  • Hi Maria! I'm Greek-American and just moved to London for work. My father is from Kefalonia so we are 'neighbors'. I go every summer to Kefalonia. I have struggled since 2010. You can read my story on my profile. I too have had a very difficult time in Greece because all the endos think that T4 is the only treatment! The good thing about Greece though is that the tests are cheaper than in the UK I think and that you can walk into the pharmacies and ask for whatever thyroid medicine you want. I have bought T3 on my own, for example. Of course, the difficult thing about that is that if you don't know what you are doing, it's very difficult. Because we have such little support in Greece, I made a Facebook support group in Greek to help Greek women know that the T4 isn't everything. I am trying to help the Greeks because I know how stubborn the Greek endos are. They only care about diet and metabolism and they don't care enough about the thyroid hormones. I just started here in the UK and I hope that I have better luck than I did in Greece. Maybe you can come to the UK and be treated? From what I've learned, we need our FT3 and FT4 to be in the upper levels of the range. Having said that, if we have other health problems, it could be PREVENTING us from converting the T4 that we take into the T3 that we need. This is THE BIG PROBLEM and why we need good doctors who KNOW what they are doing. I went to about 7 endos in Greece- don't waste your time with them. They just don't know enough! You must take your health into your own hands!! I'm happy to meet you though! Keep in touch!

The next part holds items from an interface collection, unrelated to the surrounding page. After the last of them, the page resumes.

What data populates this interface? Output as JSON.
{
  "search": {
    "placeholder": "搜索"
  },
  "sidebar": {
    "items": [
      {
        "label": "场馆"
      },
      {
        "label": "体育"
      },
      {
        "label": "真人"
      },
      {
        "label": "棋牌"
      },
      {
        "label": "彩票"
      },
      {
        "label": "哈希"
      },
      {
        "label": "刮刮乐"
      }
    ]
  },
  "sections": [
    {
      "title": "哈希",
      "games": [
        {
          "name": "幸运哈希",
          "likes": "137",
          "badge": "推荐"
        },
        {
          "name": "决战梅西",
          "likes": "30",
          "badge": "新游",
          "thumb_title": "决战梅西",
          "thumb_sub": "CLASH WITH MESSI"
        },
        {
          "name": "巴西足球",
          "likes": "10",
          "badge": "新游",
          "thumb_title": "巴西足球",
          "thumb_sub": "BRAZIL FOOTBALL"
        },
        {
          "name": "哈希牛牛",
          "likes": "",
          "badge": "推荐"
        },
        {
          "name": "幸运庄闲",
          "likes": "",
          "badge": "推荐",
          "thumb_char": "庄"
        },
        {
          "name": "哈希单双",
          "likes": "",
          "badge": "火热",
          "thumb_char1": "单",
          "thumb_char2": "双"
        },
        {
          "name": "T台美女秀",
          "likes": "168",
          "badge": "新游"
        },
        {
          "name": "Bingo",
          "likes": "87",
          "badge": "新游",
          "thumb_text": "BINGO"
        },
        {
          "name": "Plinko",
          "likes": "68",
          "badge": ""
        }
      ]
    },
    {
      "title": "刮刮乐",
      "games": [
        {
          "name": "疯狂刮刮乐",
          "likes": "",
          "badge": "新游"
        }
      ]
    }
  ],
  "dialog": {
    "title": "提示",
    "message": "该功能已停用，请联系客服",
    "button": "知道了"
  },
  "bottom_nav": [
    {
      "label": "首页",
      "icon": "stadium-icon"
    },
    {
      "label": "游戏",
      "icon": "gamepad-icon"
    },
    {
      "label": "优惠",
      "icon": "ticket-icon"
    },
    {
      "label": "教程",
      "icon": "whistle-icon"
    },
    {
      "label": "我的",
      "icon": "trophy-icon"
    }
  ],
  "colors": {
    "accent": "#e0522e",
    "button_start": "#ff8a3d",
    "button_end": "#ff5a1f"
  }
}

  • Dear Carolyn,

    It's good to hear that I have a "neighbour" who understands me...!

    Do you only spend your summers in Greece or did you use to live here before moving to London?

    I suffered for more than 10 years from Graves Disease, oh my God.... most of the time I thought I needed a shrink... Felt so lonely.

    Then my endo decided that it was time for thyroidoctomy.

    I was so happy, I thougth that was the end to my problem.

    Well, it's been almost a year and I still don't feel well. You seem to be familiar with the medicines that Greek endos give. I used to take for 10 months "T4 levothyroxine sodium". Turned out that I had some sort of intolerance so doctor gave me "Tirocint". It's supposed to be lactose & gluten free. Truth is that TSH improved within a month. Things are better but.....

    I weigh 10 kilos extra, not to mention my face and belly are swollen and sometimes I feel like a balloon!! I haven't been myself since surgery...

    You say that Greek endos care about metabolism, well do they??? Nobody cares about anything. If blood tests are normal then for them everything is ok!

    What about all these things they say about adrenal fatigue, gluten and so on and so forth. What is your opinion?

    No endo gives T3 in Greece as far as I'm concerned.

    How do I get to know what my problem may be even if my TSH seems to be withing range?

    Anyway, no need to talk about everything today! We'll be in touch!

    Take care & I wish u every luck with your new job in London!